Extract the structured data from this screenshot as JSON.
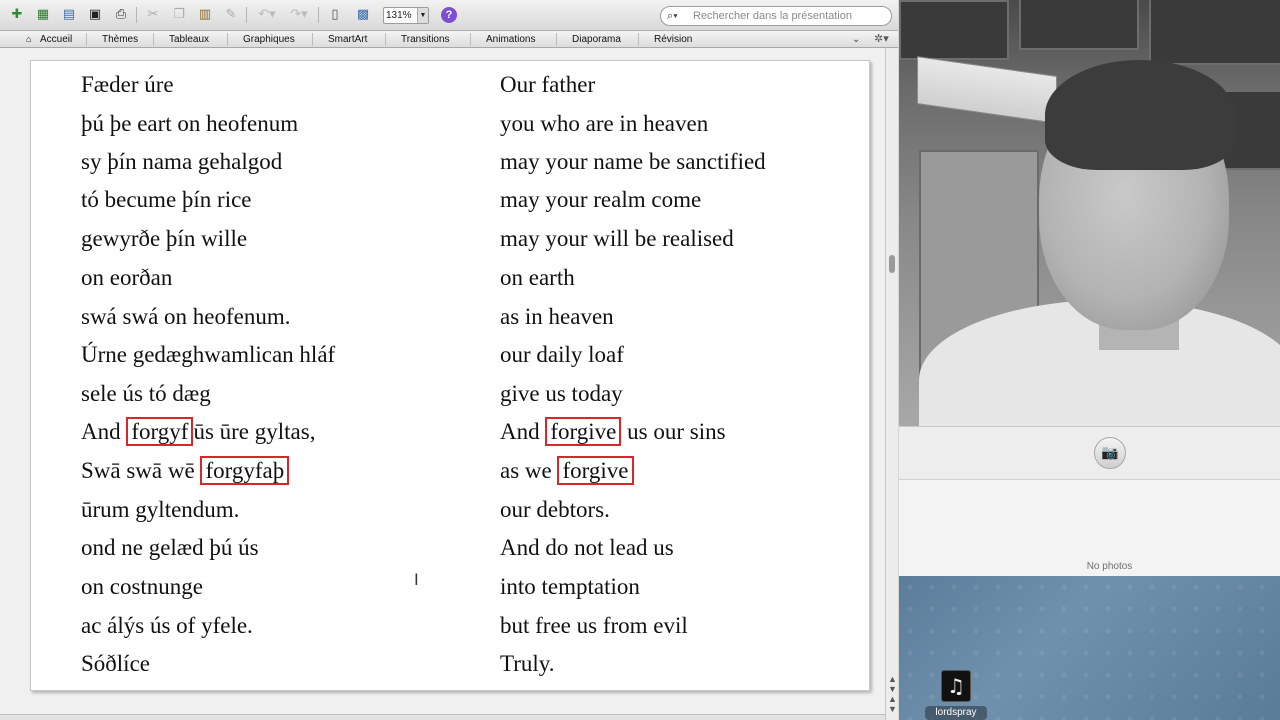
{
  "toolbar": {
    "zoom_value": "131%",
    "help_label": "?",
    "search_placeholder": "Rechercher dans la présentation"
  },
  "ribbon": {
    "tabs": [
      "Accueil",
      "Thèmes",
      "Tableaux",
      "Graphiques",
      "SmartArt",
      "Transitions",
      "Animations",
      "Diaporama",
      "Révision"
    ]
  },
  "slide": {
    "old_english": [
      "Fæder úre",
      "þú þe eart on heofenum",
      "sy þín nama gehalgod",
      "tó becume þín rice",
      "gewyrðe þín wille",
      "on eorðan",
      "swá swá on heofenum.",
      "Úrne gedæghwamlican hláf",
      "sele ús tó dæg",
      "And",
      "forgyf",
      "ūs ūre gyltas,",
      "Swā swā wē",
      "forgyfaþ",
      "ūrum gyltendum.",
      "ond ne gelæd þú ús",
      "on costnunge",
      "ac álýs ús of yfele.",
      "Sóðlíce"
    ],
    "modern_english": [
      "Our father",
      "you who are in heaven",
      "may your name be sanctified",
      "may your realm come",
      "may your will be realised",
      "on earth",
      "as in heaven",
      "our daily loaf",
      "give us today",
      "And",
      "forgive",
      "us our sins",
      "as we",
      "forgive",
      "our debtors.",
      "And do not lead us",
      "into temptation",
      "but free us from evil",
      "Truly."
    ]
  },
  "photobooth": {
    "empty_label": "No photos"
  },
  "desktop": {
    "icon_label": "lordspray"
  }
}
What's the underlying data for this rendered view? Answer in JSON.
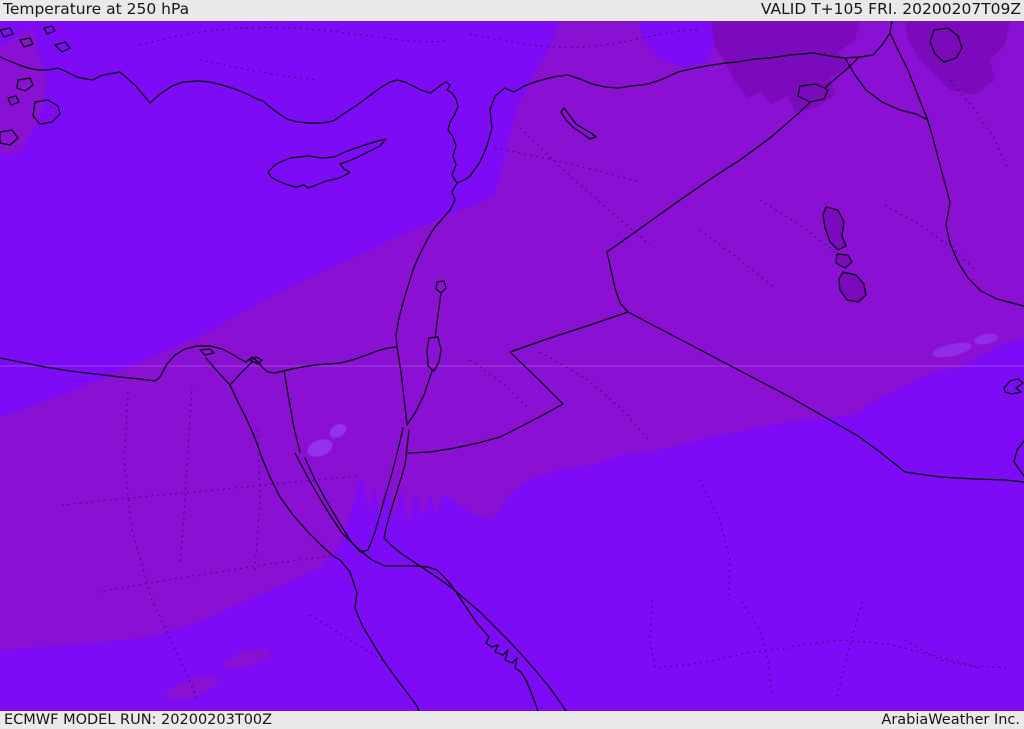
{
  "header": {
    "title": "Temperature at 250 hPa",
    "valid": "VALID T+105 FRI. 20200207T09Z"
  },
  "footer": {
    "model_run": "ECMWF MODEL RUN: 20200203T00Z",
    "credit": "ArabiaWeather Inc."
  },
  "map": {
    "colors": {
      "bright": "#7d0bf6",
      "medium": "#8a10d4",
      "dark": "#7a0abb",
      "light": "#9339ee",
      "outline": "#000000",
      "dotted": "#140322",
      "graticule": "#ffffff",
      "bar_bg": "#e9e9e9",
      "bar_text": "#161616"
    }
  }
}
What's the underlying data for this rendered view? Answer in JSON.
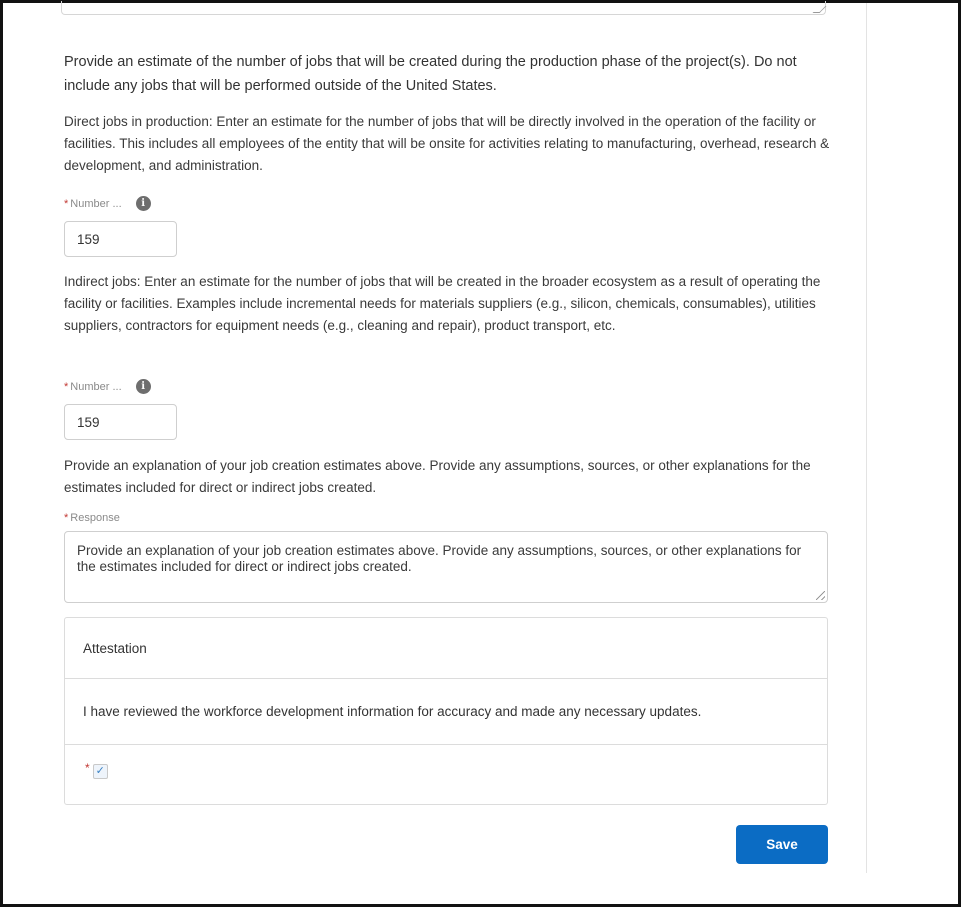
{
  "production": {
    "intro": "Provide an estimate of the number of jobs that will be created during the production phase of the project(s). Do not include any jobs that will be performed outside of the United States.",
    "direct_desc": "Direct jobs in production: Enter an estimate for the number of jobs that will be directly involved in the operation of the facility or facilities. This includes all employees of the entity that will be onsite for activities relating to manufacturing, overhead, research & development, and administration.",
    "direct_label": "Number ...",
    "direct_value": "159",
    "indirect_desc": "Indirect jobs: Enter an estimate for the number of jobs that will be created in the broader ecosystem as a result of operating the facility or facilities. Examples include incremental needs for materials suppliers (e.g., silicon, chemicals, consumables), utilities suppliers, contractors for equipment needs (e.g., cleaning and repair), product transport, etc.",
    "indirect_label": "Number ...",
    "indirect_value": "159",
    "explanation_prompt": "Provide an explanation of your job creation estimates above. Provide any assumptions, sources, or other explanations for the estimates included for direct or indirect jobs created.",
    "response_label": "Response",
    "response_value": "Provide an explanation of your job creation estimates above. Provide any assumptions, sources, or other explanations for the estimates included for direct or indirect jobs created."
  },
  "attestation": {
    "title": "Attestation",
    "statement": "I have reviewed the workforce development information for accuracy and made any necessary updates.",
    "checked": true
  },
  "required_marker": "*",
  "info_glyph": "i",
  "check_glyph": "✓",
  "save_label": "Save",
  "colors": {
    "primary_button": "#0b6cc4",
    "required": "#c23934"
  }
}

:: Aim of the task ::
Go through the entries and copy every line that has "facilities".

:: Reply to the task ::
    "direct_desc": "Direct jobs in production: Enter an estimate for the number of jobs that will be directly involved in the operation of the facility or facilities. This includes all employees of the entity that will be onsite for activities relating to manufacturing, overhead, research & development, and administration.",
    "indirect_desc": "Indirect jobs: Enter an estimate for the number of jobs that will be created in the broader ecosystem as a result of operating the facility or facilities. Examples include incremental needs for materials suppliers (e.g., silicon, chemicals, consumables), utilities suppliers, contractors for equipment needs (e.g., cleaning and repair), product transport, etc.",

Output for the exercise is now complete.